Website and app data records:
● ● ● ●

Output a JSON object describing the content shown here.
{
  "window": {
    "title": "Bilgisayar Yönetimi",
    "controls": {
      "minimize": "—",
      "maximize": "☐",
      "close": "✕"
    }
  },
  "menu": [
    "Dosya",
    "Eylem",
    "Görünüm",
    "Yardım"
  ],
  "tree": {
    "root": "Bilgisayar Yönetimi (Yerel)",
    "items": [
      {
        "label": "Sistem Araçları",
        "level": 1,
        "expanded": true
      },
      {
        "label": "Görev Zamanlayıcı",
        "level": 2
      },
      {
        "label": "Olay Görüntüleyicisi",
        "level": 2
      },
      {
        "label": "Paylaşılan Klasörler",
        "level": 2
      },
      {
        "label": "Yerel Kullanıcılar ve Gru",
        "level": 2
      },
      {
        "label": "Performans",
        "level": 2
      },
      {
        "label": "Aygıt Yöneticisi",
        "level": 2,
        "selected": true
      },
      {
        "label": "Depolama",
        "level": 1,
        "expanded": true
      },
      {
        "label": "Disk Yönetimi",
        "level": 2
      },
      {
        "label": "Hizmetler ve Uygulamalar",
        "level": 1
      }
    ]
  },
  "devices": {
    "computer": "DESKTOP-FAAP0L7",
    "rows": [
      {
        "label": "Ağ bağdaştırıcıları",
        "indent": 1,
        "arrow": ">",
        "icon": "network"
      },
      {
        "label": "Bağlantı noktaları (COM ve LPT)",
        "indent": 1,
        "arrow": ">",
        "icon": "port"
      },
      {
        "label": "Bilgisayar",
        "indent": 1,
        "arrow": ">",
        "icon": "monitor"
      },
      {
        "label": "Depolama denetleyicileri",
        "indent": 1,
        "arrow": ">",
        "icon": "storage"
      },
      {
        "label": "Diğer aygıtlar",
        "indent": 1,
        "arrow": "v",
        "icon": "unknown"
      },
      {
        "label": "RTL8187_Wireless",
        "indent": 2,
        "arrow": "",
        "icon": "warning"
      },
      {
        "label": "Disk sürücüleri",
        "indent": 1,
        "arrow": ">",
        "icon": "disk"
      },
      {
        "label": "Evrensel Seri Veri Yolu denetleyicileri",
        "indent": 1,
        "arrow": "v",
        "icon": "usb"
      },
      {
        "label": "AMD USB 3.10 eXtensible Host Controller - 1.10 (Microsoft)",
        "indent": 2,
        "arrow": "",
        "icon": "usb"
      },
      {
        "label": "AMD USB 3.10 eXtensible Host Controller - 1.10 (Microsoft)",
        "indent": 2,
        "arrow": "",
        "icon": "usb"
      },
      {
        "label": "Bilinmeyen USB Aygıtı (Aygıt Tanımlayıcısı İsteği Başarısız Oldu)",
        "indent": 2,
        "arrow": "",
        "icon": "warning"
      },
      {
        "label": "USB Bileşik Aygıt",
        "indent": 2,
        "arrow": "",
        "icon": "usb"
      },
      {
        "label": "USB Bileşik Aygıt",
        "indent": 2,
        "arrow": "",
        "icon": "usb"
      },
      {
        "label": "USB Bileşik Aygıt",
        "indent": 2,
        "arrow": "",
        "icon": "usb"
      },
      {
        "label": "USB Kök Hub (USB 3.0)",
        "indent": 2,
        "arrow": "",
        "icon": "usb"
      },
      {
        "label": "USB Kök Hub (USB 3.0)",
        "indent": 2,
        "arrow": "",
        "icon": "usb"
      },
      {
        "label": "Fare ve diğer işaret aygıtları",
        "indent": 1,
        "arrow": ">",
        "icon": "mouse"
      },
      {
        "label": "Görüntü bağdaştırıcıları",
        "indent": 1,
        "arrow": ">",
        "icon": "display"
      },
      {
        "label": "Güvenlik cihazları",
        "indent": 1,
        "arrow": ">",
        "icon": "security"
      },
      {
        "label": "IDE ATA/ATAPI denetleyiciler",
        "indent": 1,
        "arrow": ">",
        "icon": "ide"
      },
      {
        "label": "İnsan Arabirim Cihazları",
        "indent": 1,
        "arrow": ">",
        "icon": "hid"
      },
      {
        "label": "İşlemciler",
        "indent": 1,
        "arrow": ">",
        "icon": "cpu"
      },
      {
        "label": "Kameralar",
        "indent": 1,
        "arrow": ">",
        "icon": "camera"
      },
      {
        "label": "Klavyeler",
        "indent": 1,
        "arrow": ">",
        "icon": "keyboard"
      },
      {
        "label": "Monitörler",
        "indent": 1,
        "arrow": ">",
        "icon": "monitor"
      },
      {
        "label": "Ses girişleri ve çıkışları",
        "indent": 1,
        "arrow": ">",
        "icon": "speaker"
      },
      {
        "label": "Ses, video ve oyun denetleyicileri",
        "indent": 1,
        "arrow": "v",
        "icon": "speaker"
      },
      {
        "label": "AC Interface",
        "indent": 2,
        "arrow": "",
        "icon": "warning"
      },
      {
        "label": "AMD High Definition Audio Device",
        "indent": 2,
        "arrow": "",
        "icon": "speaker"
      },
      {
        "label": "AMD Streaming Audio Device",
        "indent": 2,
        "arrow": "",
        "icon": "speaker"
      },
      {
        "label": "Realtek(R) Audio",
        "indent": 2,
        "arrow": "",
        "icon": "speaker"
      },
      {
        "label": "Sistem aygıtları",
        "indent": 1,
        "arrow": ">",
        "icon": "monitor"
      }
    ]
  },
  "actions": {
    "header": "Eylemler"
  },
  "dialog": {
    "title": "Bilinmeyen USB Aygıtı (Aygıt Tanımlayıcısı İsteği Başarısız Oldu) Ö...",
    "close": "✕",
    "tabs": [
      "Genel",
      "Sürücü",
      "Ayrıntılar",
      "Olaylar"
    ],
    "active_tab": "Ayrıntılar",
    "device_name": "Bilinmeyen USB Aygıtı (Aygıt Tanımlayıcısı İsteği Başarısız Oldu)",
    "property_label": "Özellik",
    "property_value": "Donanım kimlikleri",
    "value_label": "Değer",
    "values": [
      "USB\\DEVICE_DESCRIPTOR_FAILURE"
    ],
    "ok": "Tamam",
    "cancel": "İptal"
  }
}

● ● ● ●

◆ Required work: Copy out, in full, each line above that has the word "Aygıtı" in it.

◆ Written reply:
        "label": "Bilinmeyen USB Aygıtı (Aygıt Tanımlayıcısı İsteği Başarısız Oldu)",
    "title": "Bilinmeyen USB Aygıtı (Aygıt Tanımlayıcısı İsteği Başarısız Oldu) Ö...",
    "device_name": "Bilinmeyen USB Aygıtı (Aygıt Tanımlayıcısı İsteği Başarısız Oldu)",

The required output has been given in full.